One wonders whether the hesitance of Barack Obama to go all out against Libya’s brutal dictator, Moammar Qaddafi, may be attributable to his fear that this may turn out as a repeat performance of what happened to the first American military intervention overseas along ‘the shores of Tripoli’ more than 200 years ago.
Although this episode at the beginning of the so-called Barbary War, is now memorable, many militarists or historians do not see the first battle as glorious since the pirates, then the scourge of the Mediterranean, took over the American frigate that brought them over.
But two years later, eight American Marines joined by some 500 mercenaries – – some of them Arabs – – marched from Alexandria, Egypt, and were able to capture the (Libyan) town of Derna, where for the first time in history the U.S. flag was raised on foreign soil. This episode is memorialized in a line in the Marines’ Hymn – “the shores of Tripoli.”
The record, however, shows Obama saying time and again that “it is U.S. policy that (Qaddafi) needs to go.” When and how will this be undertaken is anybody’s guess. In fact, the American leader, had surprisingly failed to cancel his five-day official tour of three Latin American states – – Brazil, Chile and El Salvador – since the U.S. has been playing a leading role in imposing a U.N.-sanctioned no-fly zone over Libya. He, however, chose to coming home a few hours earlier than scheduled to contain the backlash within Congress where some key members, particularly Republicans, are anxious about the U.S. military role in Libya. The reported readiness of Britain and France to assume a leading NATO role in the air campaign, heretofore undertaken by the U.S., will no doubt allow Obama (and other Americans) a sigh of relief.
Still, what has been most confusing has been Obama’s repeated assertions that the military objective in Libya is to guard civilians from attacks by Qaddafi, not kick out the crazed leader from power. If so, what are the alternatives if the Libyan leader refuses to step down as he, too, has repeatedly said was his intention?

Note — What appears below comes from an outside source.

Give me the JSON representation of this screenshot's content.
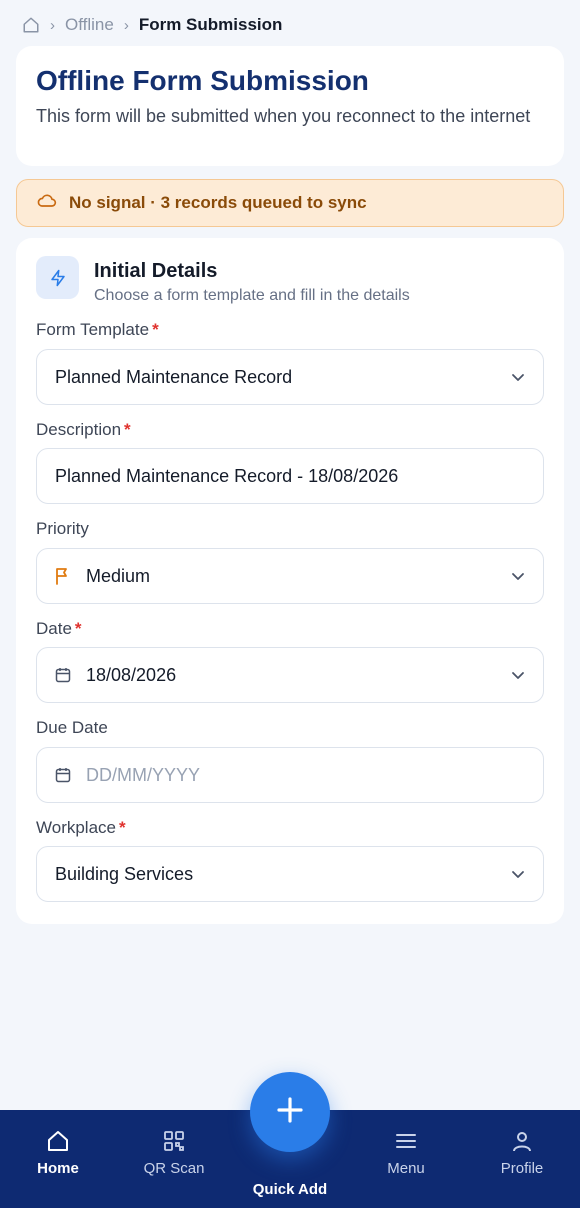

A partition of the oil-rich country is certainly out of the question for most of the countries that have endorsed the U.N.-sanctioned war which did not authorize the dispatch of ground forces. Understandably, Obama is similarly not – and neither are his countrymen – eager for another war coming on the heels of U.S. military commitments in Iraq and Afghanistan, an expensive undertaking by any measure. But as long as the popular uprising in Libya remains leaderless, the chances for the U.S. and European powers to pull out of the Libyan upheaval remains far-fetched, if not ill-chosen.
Moreover, little has been revealed about the cost of the war effort, waged by many states including the United Arab Republic and Qatar. The first day of operations for the U.S. has been estimated to cost more than $100 million. Todd Harrison, a senior fellow at the Center for Strategic and Budgetary Assessments, has reportedly estimated the U.S. costs to “easily pass the $1 billion mark on this operation, regardless of how well things go.”
But the Arab spring, as the popular uprisings in the Arab world are known, has overwhelmed several Arab countries from North Africa to the Arabian Gulf, threatening in the near future such regimes as Yemen, Bahrain and Syria in the hope of planting the seeds of democracy in the region.
Thomas Carothers, vice president for studies at the Carnegie Endowment for International Peace and considered a leading authority on democracy promotion and democratization worldwide, says that “the dream of Arab democracy appears to resonate with Obama, and numerous U.S. officials and aid practitioners.” All, he continued, “are burning the candle at both ends to find ways to support the emerging democratic transitions.”
But Carothers appears “uncertain ,” writing in Foreign Policy, that ‘a fundamental change in U.S. policy will occur.” He explains:
“ …Enduring U.S. interests in the region continue to incline important parts of the Washington policy establishment to hope for stability more than democracy. Concerns over oil supplies undergird continuing strong attachment to the (Arab) Gulf monarchies. The need for close cooperation on counter-terrorism with many of the region’s military and intelligence services fuels enduring ties. Washington’s special relations with Israel prompts fears of democratic openings that could result in populist governments that aggressively play the anti-Israel card.”
Much as this may sound positive at first reading, the Obama administration may be missing the point that the Arab spring is at present overcoming decadent Arab regimes and bolstering the Arab street. Take for example the just-concluded Egyptian referendum on the amendments to the country’s constitution considered the first major test of the transition to democracy after the overthrow of Hosni Mubarak. Already complaints have been voiced about the timetable for the upcoming parliamentary and presidential elections, scheduled for later this year, as being too close to allow the new generation to organize themselves and be able to compete. The timetable would primarily benefit elements of the old regime, thus nullifying the dreams of the young democrats who brought about this cataclysmic change.